The word to find is "JSON". Copy each line of the material that contains it.

○ ○ ○ ○ ○ ○ ○

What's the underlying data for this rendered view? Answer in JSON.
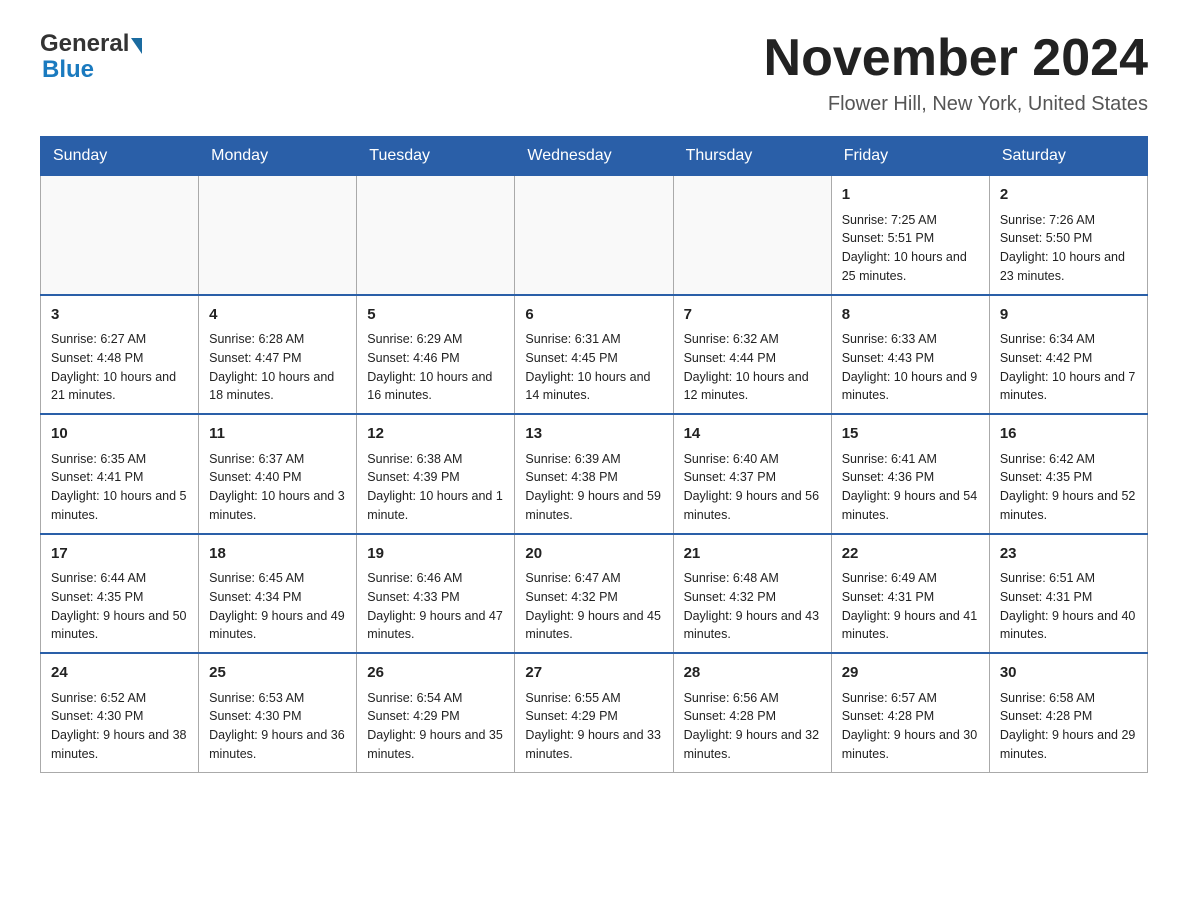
{
  "header": {
    "logo_general": "General",
    "logo_blue": "Blue",
    "month_title": "November 2024",
    "location": "Flower Hill, New York, United States"
  },
  "weekdays": [
    "Sunday",
    "Monday",
    "Tuesday",
    "Wednesday",
    "Thursday",
    "Friday",
    "Saturday"
  ],
  "weeks": [
    [
      {
        "day": "",
        "sunrise": "",
        "sunset": "",
        "daylight": ""
      },
      {
        "day": "",
        "sunrise": "",
        "sunset": "",
        "daylight": ""
      },
      {
        "day": "",
        "sunrise": "",
        "sunset": "",
        "daylight": ""
      },
      {
        "day": "",
        "sunrise": "",
        "sunset": "",
        "daylight": ""
      },
      {
        "day": "",
        "sunrise": "",
        "sunset": "",
        "daylight": ""
      },
      {
        "day": "1",
        "sunrise": "Sunrise: 7:25 AM",
        "sunset": "Sunset: 5:51 PM",
        "daylight": "Daylight: 10 hours and 25 minutes."
      },
      {
        "day": "2",
        "sunrise": "Sunrise: 7:26 AM",
        "sunset": "Sunset: 5:50 PM",
        "daylight": "Daylight: 10 hours and 23 minutes."
      }
    ],
    [
      {
        "day": "3",
        "sunrise": "Sunrise: 6:27 AM",
        "sunset": "Sunset: 4:48 PM",
        "daylight": "Daylight: 10 hours and 21 minutes."
      },
      {
        "day": "4",
        "sunrise": "Sunrise: 6:28 AM",
        "sunset": "Sunset: 4:47 PM",
        "daylight": "Daylight: 10 hours and 18 minutes."
      },
      {
        "day": "5",
        "sunrise": "Sunrise: 6:29 AM",
        "sunset": "Sunset: 4:46 PM",
        "daylight": "Daylight: 10 hours and 16 minutes."
      },
      {
        "day": "6",
        "sunrise": "Sunrise: 6:31 AM",
        "sunset": "Sunset: 4:45 PM",
        "daylight": "Daylight: 10 hours and 14 minutes."
      },
      {
        "day": "7",
        "sunrise": "Sunrise: 6:32 AM",
        "sunset": "Sunset: 4:44 PM",
        "daylight": "Daylight: 10 hours and 12 minutes."
      },
      {
        "day": "8",
        "sunrise": "Sunrise: 6:33 AM",
        "sunset": "Sunset: 4:43 PM",
        "daylight": "Daylight: 10 hours and 9 minutes."
      },
      {
        "day": "9",
        "sunrise": "Sunrise: 6:34 AM",
        "sunset": "Sunset: 4:42 PM",
        "daylight": "Daylight: 10 hours and 7 minutes."
      }
    ],
    [
      {
        "day": "10",
        "sunrise": "Sunrise: 6:35 AM",
        "sunset": "Sunset: 4:41 PM",
        "daylight": "Daylight: 10 hours and 5 minutes."
      },
      {
        "day": "11",
        "sunrise": "Sunrise: 6:37 AM",
        "sunset": "Sunset: 4:40 PM",
        "daylight": "Daylight: 10 hours and 3 minutes."
      },
      {
        "day": "12",
        "sunrise": "Sunrise: 6:38 AM",
        "sunset": "Sunset: 4:39 PM",
        "daylight": "Daylight: 10 hours and 1 minute."
      },
      {
        "day": "13",
        "sunrise": "Sunrise: 6:39 AM",
        "sunset": "Sunset: 4:38 PM",
        "daylight": "Daylight: 9 hours and 59 minutes."
      },
      {
        "day": "14",
        "sunrise": "Sunrise: 6:40 AM",
        "sunset": "Sunset: 4:37 PM",
        "daylight": "Daylight: 9 hours and 56 minutes."
      },
      {
        "day": "15",
        "sunrise": "Sunrise: 6:41 AM",
        "sunset": "Sunset: 4:36 PM",
        "daylight": "Daylight: 9 hours and 54 minutes."
      },
      {
        "day": "16",
        "sunrise": "Sunrise: 6:42 AM",
        "sunset": "Sunset: 4:35 PM",
        "daylight": "Daylight: 9 hours and 52 minutes."
      }
    ],
    [
      {
        "day": "17",
        "sunrise": "Sunrise: 6:44 AM",
        "sunset": "Sunset: 4:35 PM",
        "daylight": "Daylight: 9 hours and 50 minutes."
      },
      {
        "day": "18",
        "sunrise": "Sunrise: 6:45 AM",
        "sunset": "Sunset: 4:34 PM",
        "daylight": "Daylight: 9 hours and 49 minutes."
      },
      {
        "day": "19",
        "sunrise": "Sunrise: 6:46 AM",
        "sunset": "Sunset: 4:33 PM",
        "daylight": "Daylight: 9 hours and 47 minutes."
      },
      {
        "day": "20",
        "sunrise": "Sunrise: 6:47 AM",
        "sunset": "Sunset: 4:32 PM",
        "daylight": "Daylight: 9 hours and 45 minutes."
      },
      {
        "day": "21",
        "sunrise": "Sunrise: 6:48 AM",
        "sunset": "Sunset: 4:32 PM",
        "daylight": "Daylight: 9 hours and 43 minutes."
      },
      {
        "day": "22",
        "sunrise": "Sunrise: 6:49 AM",
        "sunset": "Sunset: 4:31 PM",
        "daylight": "Daylight: 9 hours and 41 minutes."
      },
      {
        "day": "23",
        "sunrise": "Sunrise: 6:51 AM",
        "sunset": "Sunset: 4:31 PM",
        "daylight": "Daylight: 9 hours and 40 minutes."
      }
    ],
    [
      {
        "day": "24",
        "sunrise": "Sunrise: 6:52 AM",
        "sunset": "Sunset: 4:30 PM",
        "daylight": "Daylight: 9 hours and 38 minutes."
      },
      {
        "day": "25",
        "sunrise": "Sunrise: 6:53 AM",
        "sunset": "Sunset: 4:30 PM",
        "daylight": "Daylight: 9 hours and 36 minutes."
      },
      {
        "day": "26",
        "sunrise": "Sunrise: 6:54 AM",
        "sunset": "Sunset: 4:29 PM",
        "daylight": "Daylight: 9 hours and 35 minutes."
      },
      {
        "day": "27",
        "sunrise": "Sunrise: 6:55 AM",
        "sunset": "Sunset: 4:29 PM",
        "daylight": "Daylight: 9 hours and 33 minutes."
      },
      {
        "day": "28",
        "sunrise": "Sunrise: 6:56 AM",
        "sunset": "Sunset: 4:28 PM",
        "daylight": "Daylight: 9 hours and 32 minutes."
      },
      {
        "day": "29",
        "sunrise": "Sunrise: 6:57 AM",
        "sunset": "Sunset: 4:28 PM",
        "daylight": "Daylight: 9 hours and 30 minutes."
      },
      {
        "day": "30",
        "sunrise": "Sunrise: 6:58 AM",
        "sunset": "Sunset: 4:28 PM",
        "daylight": "Daylight: 9 hours and 29 minutes."
      }
    ]
  ]
}
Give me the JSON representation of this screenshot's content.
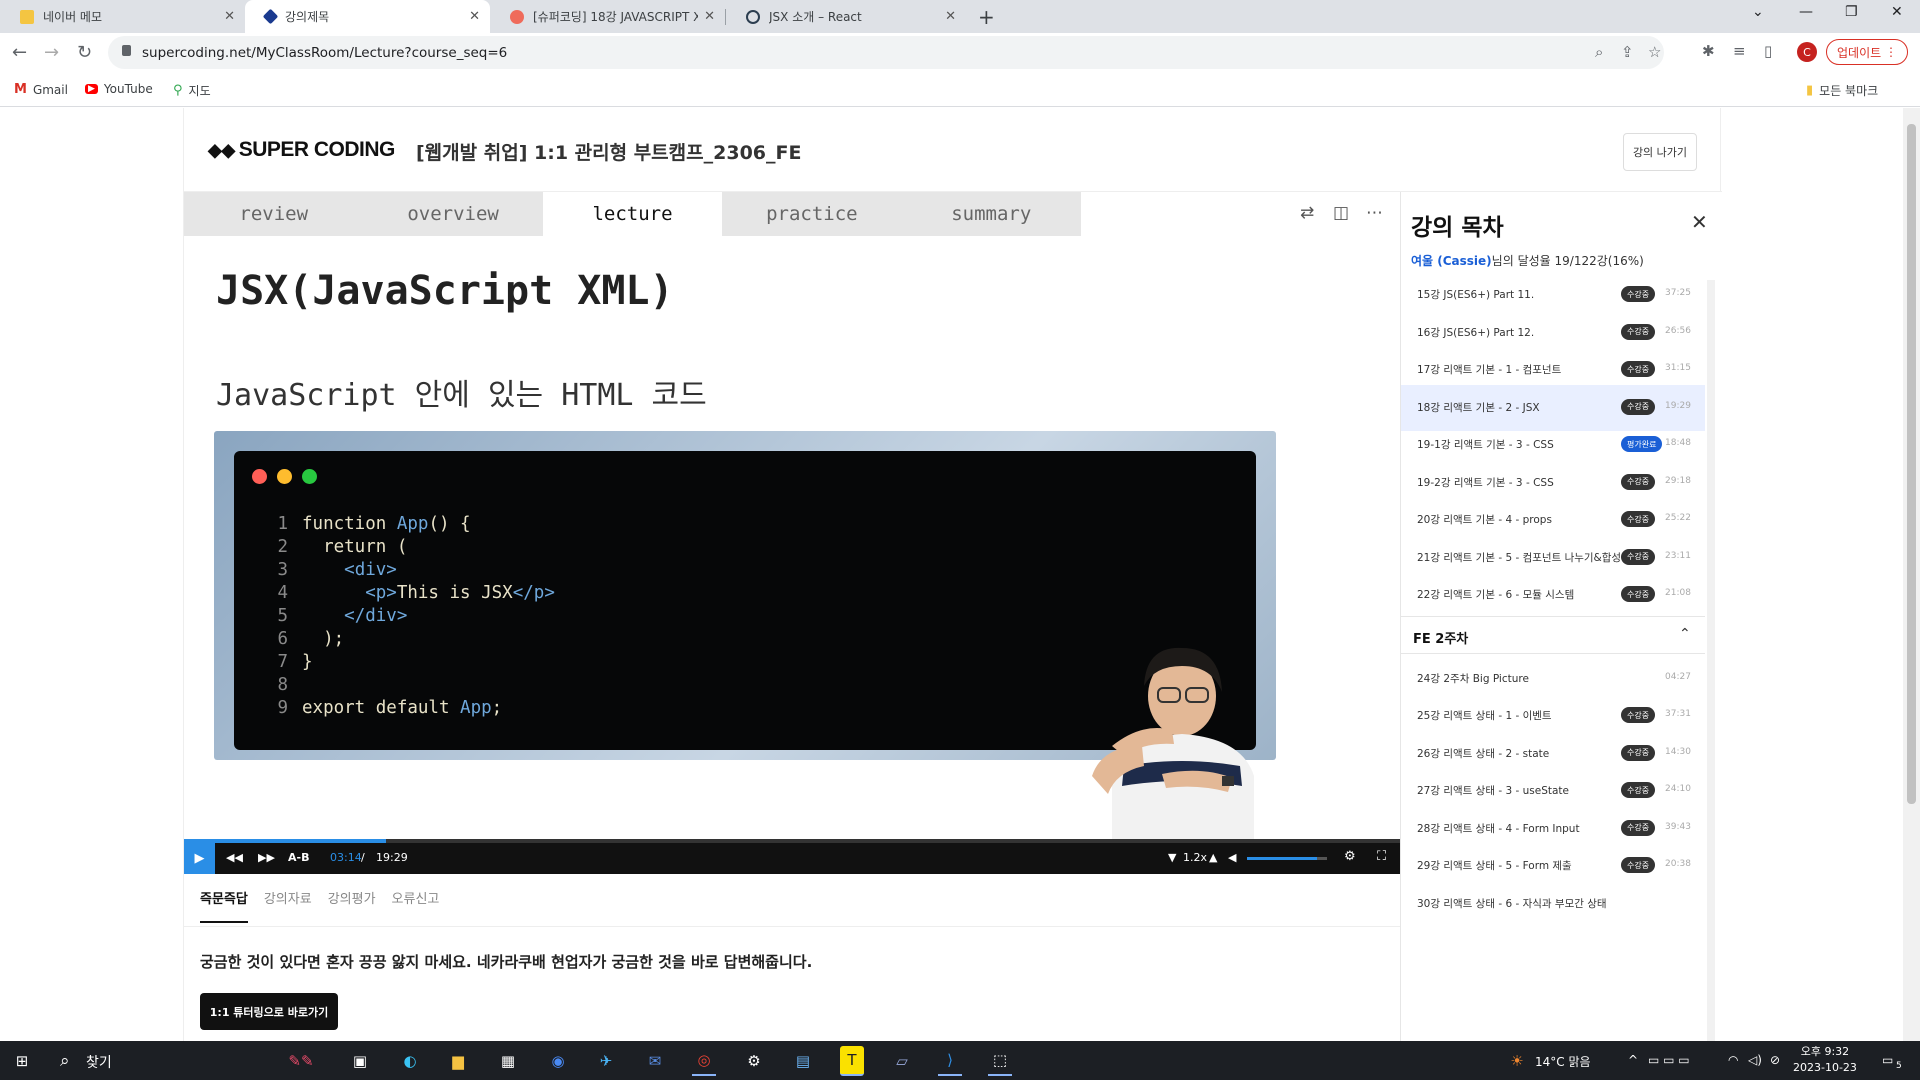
{
  "browser": {
    "tabs": [
      {
        "title": "네이버 메모",
        "active": false
      },
      {
        "title": "강의제목",
        "active": true
      },
      {
        "title": "[슈퍼코딩] 18강 JAVASCRIPT XML",
        "active": false
      },
      {
        "title": "JSX 소개 – React",
        "active": false
      }
    ],
    "url": "supercoding.net/MyClassRoom/Lecture?course_seq=6",
    "avatar_letter": "C",
    "update_label": "업데이트",
    "bookmarks": [
      "Gmail",
      "YouTube",
      "지도"
    ],
    "all_bookmarks_label": "모든 북마크"
  },
  "header": {
    "logo": "SUPER CODING",
    "course_title": "[웹개발 취업] 1:1 관리형 부트캠프_2306_FE",
    "exit_label": "강의 나가기"
  },
  "slide": {
    "tabs": [
      "review",
      "overview",
      "lecture",
      "practice",
      "summary"
    ],
    "active_tab": "lecture",
    "title": "JSX(JavaScript XML)",
    "subtitle": "JavaScript 안에 있는 HTML 코드",
    "code_lines": [
      {
        "n": "1",
        "text": "function App() {"
      },
      {
        "n": "2",
        "text": "  return ("
      },
      {
        "n": "3",
        "text": "    <div>"
      },
      {
        "n": "4",
        "text": "      <p>This is JSX</p>"
      },
      {
        "n": "5",
        "text": "    </div>"
      },
      {
        "n": "6",
        "text": "  );"
      },
      {
        "n": "7",
        "text": "}"
      },
      {
        "n": "8",
        "text": ""
      },
      {
        "n": "9",
        "text": "export default App;"
      }
    ]
  },
  "player": {
    "ab_label": "A-B",
    "current_time": "03:14",
    "separator": "/",
    "total_time": "19:29",
    "progress": 0.166,
    "speed": "1.2x",
    "volume": 0.88
  },
  "below": {
    "tabs": [
      "즉문즉답",
      "강의자료",
      "강의평가",
      "오류신고"
    ],
    "active_tab": "즉문즉답",
    "qa_text": "궁금한 것이 있다면 혼자 끙끙 앓지 마세요. 네카라쿠배 현업자가 궁금한 것을 바로 답변해줍니다.",
    "mentor_button": "1:1 튜터링으로 바로가기"
  },
  "toc": {
    "title": "강의 목차",
    "user_name": "여울 (Cassie)",
    "progress_text": "님의 달성율 19/122강(16%)",
    "items": [
      {
        "label": "15강 JS(ES6+) Part 11.",
        "badge": "수강중",
        "duration": "37:25"
      },
      {
        "label": "16강 JS(ES6+) Part 12.",
        "badge": "수강중",
        "duration": "26:56"
      },
      {
        "label": "17강 리액트 기본 - 1 - 컴포넌트",
        "badge": "수강중",
        "duration": "31:15"
      },
      {
        "label": "18강 리액트 기본 - 2 - JSX",
        "badge": "수강중",
        "duration": "19:29",
        "current": true
      },
      {
        "label": "19-1강 리액트 기본 - 3 - CSS",
        "badge": "평가완료",
        "duration": "18:48",
        "blue": true
      },
      {
        "label": "19-2강 리액트 기본 - 3 - CSS",
        "badge": "수강중",
        "duration": "29:18"
      },
      {
        "label": "20강 리액트 기본 - 4 - props",
        "badge": "수강중",
        "duration": "25:22"
      },
      {
        "label": "21강 리액트 기본 - 5 - 컴포넌트 나누기&합성",
        "badge": "수강중",
        "duration": "23:11"
      },
      {
        "label": "22강 리액트 기본 - 6 - 모듈 시스템",
        "badge": "수강중",
        "duration": "21:08"
      }
    ],
    "week_label": "FE 2주차",
    "week_items": [
      {
        "label": "24강 2주차 Big Picture",
        "badge": "",
        "duration": "04:27"
      },
      {
        "label": "25강 리액트 상태 - 1 - 이벤트",
        "badge": "수강중",
        "duration": "37:31"
      },
      {
        "label": "26강 리액트 상태 - 2 - state",
        "badge": "수강중",
        "duration": "14:30"
      },
      {
        "label": "27강 리액트 상태 - 3 - useState",
        "badge": "수강중",
        "duration": "24:10"
      },
      {
        "label": "28강 리액트 상태 - 4 - Form Input",
        "badge": "수강중",
        "duration": "39:43"
      },
      {
        "label": "29강 리액트 상태 - 5 - Form 제출",
        "badge": "수강중",
        "duration": "20:38"
      },
      {
        "label": "30강 리액트 상태 - 6 - 자식과 부모간 상태",
        "badge": "",
        "duration": ""
      }
    ]
  },
  "taskbar": {
    "search_label": "찾기",
    "weather": "14°C  맑음",
    "time": "오후 9:32",
    "date": "2023-10-23",
    "notif_count": "5"
  }
}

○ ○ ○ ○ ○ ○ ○

* [Response area]:
What's the underlying data for this rendered view? Answer in JSON.
Give me the JSON representation of this screenshot's content.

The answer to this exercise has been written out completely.